= Beginning of Section =
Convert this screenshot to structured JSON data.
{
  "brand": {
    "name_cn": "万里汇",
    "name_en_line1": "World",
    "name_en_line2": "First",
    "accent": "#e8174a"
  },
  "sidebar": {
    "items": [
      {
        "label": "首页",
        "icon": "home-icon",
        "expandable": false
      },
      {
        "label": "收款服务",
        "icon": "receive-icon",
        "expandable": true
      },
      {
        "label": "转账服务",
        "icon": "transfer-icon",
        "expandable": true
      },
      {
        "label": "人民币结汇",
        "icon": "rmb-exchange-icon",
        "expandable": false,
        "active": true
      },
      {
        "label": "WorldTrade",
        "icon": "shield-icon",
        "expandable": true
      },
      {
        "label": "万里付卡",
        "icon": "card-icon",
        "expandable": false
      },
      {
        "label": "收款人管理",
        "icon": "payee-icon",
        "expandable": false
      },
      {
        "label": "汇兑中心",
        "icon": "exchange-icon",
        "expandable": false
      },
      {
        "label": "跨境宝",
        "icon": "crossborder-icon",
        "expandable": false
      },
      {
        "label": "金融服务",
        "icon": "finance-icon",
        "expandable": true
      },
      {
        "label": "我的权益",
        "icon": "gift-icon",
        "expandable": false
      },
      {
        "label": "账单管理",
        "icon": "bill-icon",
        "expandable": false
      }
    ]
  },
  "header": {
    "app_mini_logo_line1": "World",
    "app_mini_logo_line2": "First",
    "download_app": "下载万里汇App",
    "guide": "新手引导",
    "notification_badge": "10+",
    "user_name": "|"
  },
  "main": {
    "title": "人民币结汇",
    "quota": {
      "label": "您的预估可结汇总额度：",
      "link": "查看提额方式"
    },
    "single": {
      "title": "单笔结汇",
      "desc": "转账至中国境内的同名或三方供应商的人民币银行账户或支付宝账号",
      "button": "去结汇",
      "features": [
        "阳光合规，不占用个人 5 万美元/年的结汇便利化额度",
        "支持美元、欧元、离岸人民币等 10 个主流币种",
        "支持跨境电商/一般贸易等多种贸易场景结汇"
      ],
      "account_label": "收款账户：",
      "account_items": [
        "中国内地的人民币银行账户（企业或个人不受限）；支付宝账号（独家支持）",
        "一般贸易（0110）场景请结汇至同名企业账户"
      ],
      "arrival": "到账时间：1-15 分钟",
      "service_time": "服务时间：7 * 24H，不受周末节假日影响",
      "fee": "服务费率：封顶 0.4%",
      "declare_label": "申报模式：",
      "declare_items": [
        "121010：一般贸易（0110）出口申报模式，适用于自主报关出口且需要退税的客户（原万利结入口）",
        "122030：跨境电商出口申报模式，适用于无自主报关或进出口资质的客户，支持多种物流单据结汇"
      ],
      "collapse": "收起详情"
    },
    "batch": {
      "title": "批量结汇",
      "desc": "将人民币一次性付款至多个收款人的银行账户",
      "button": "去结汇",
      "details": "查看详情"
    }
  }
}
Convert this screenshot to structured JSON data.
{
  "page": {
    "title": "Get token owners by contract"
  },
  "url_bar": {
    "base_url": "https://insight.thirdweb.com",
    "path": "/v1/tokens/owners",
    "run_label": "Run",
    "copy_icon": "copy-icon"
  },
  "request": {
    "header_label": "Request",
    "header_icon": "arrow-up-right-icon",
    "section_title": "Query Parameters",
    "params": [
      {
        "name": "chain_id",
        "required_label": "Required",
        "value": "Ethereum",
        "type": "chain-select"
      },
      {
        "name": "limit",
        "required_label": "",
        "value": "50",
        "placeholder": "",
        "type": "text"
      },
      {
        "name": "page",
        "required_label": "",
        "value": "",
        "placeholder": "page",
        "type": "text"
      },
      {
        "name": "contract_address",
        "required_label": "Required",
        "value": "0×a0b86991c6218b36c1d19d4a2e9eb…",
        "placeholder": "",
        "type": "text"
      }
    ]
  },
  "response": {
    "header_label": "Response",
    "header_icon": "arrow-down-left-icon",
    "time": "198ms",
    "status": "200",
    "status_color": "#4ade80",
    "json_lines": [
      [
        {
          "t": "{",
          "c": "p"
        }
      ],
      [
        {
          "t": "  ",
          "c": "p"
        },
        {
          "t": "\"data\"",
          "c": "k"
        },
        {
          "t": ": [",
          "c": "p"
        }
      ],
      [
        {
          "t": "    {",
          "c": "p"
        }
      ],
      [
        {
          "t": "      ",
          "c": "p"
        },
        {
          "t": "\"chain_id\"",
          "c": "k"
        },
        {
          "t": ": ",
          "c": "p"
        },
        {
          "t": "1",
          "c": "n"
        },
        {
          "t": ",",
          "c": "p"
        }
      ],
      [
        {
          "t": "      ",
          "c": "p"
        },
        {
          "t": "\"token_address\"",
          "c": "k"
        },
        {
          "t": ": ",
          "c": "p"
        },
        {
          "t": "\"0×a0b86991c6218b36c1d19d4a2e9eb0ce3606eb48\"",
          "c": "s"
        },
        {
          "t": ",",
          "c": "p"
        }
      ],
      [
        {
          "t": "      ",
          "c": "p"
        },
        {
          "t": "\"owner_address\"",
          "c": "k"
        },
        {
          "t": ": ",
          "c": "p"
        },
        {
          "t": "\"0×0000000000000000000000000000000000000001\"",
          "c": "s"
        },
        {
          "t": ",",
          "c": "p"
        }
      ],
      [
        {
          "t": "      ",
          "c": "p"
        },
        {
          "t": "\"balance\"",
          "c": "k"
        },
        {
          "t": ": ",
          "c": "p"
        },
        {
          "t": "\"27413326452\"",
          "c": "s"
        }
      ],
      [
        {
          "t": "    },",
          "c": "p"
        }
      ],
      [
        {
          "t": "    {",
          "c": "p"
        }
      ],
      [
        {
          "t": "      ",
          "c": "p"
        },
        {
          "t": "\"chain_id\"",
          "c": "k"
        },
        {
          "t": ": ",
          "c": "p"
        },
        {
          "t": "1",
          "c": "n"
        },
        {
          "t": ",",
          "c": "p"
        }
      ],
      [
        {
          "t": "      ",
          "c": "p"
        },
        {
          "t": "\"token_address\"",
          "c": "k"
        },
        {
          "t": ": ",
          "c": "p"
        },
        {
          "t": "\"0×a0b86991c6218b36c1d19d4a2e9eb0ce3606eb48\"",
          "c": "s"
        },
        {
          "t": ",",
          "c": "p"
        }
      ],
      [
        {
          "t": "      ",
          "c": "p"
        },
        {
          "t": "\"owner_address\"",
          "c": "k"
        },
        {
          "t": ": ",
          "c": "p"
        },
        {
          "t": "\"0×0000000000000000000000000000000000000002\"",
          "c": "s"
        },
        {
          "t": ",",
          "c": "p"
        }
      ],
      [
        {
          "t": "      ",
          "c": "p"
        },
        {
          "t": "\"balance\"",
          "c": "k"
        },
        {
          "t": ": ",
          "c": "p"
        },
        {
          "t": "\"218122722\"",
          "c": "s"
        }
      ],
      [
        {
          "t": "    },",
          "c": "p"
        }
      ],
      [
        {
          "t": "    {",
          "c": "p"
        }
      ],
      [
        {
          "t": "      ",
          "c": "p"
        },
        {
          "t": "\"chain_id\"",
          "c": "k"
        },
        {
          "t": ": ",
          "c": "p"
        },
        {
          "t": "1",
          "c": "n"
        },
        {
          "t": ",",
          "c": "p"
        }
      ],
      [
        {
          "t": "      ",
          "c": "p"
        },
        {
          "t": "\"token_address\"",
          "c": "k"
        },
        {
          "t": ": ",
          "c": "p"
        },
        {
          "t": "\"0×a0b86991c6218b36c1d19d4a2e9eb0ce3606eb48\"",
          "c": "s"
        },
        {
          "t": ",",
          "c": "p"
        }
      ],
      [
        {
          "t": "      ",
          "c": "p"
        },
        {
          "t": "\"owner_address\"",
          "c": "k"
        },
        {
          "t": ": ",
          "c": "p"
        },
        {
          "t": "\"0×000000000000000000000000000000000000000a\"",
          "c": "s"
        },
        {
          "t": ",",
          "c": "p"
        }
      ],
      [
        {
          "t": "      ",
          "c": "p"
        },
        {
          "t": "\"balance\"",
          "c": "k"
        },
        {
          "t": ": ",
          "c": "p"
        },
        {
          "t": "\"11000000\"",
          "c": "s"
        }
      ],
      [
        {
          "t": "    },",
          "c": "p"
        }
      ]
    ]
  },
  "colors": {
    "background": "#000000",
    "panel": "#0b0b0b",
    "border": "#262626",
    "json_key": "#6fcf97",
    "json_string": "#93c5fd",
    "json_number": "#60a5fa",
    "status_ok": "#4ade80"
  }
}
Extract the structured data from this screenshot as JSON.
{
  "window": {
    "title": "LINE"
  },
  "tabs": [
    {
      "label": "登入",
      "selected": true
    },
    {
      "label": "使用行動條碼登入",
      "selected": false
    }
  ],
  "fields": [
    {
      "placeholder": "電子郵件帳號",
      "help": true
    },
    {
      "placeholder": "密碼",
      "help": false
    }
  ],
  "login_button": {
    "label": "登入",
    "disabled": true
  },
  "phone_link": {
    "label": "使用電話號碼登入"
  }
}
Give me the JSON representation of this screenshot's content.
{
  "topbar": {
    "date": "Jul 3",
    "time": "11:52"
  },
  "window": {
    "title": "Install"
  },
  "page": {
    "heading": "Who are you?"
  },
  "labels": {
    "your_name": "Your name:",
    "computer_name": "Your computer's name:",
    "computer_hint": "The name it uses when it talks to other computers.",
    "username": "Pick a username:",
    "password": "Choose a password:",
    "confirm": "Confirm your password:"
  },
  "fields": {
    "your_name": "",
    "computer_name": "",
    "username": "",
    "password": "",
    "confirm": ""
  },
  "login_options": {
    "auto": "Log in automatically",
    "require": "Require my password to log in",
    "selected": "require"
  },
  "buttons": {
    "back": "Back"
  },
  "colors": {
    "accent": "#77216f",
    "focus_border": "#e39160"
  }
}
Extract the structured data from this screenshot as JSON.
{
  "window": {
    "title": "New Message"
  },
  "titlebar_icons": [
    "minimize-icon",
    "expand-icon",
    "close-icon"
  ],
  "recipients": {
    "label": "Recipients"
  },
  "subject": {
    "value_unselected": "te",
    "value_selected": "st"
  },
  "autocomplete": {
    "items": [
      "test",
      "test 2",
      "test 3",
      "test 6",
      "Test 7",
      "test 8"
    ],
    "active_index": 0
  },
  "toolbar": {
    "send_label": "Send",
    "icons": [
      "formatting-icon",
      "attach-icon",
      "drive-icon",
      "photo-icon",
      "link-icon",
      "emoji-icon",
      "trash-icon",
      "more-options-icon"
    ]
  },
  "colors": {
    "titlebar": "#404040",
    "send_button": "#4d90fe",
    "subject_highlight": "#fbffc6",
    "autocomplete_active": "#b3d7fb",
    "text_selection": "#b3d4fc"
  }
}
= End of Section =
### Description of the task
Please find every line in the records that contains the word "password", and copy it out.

### Solution for this problem
    "password": "Choose a password:",
    "confirm": "Confirm your password:"
    "password": "",
    "require": "Require my password to log in",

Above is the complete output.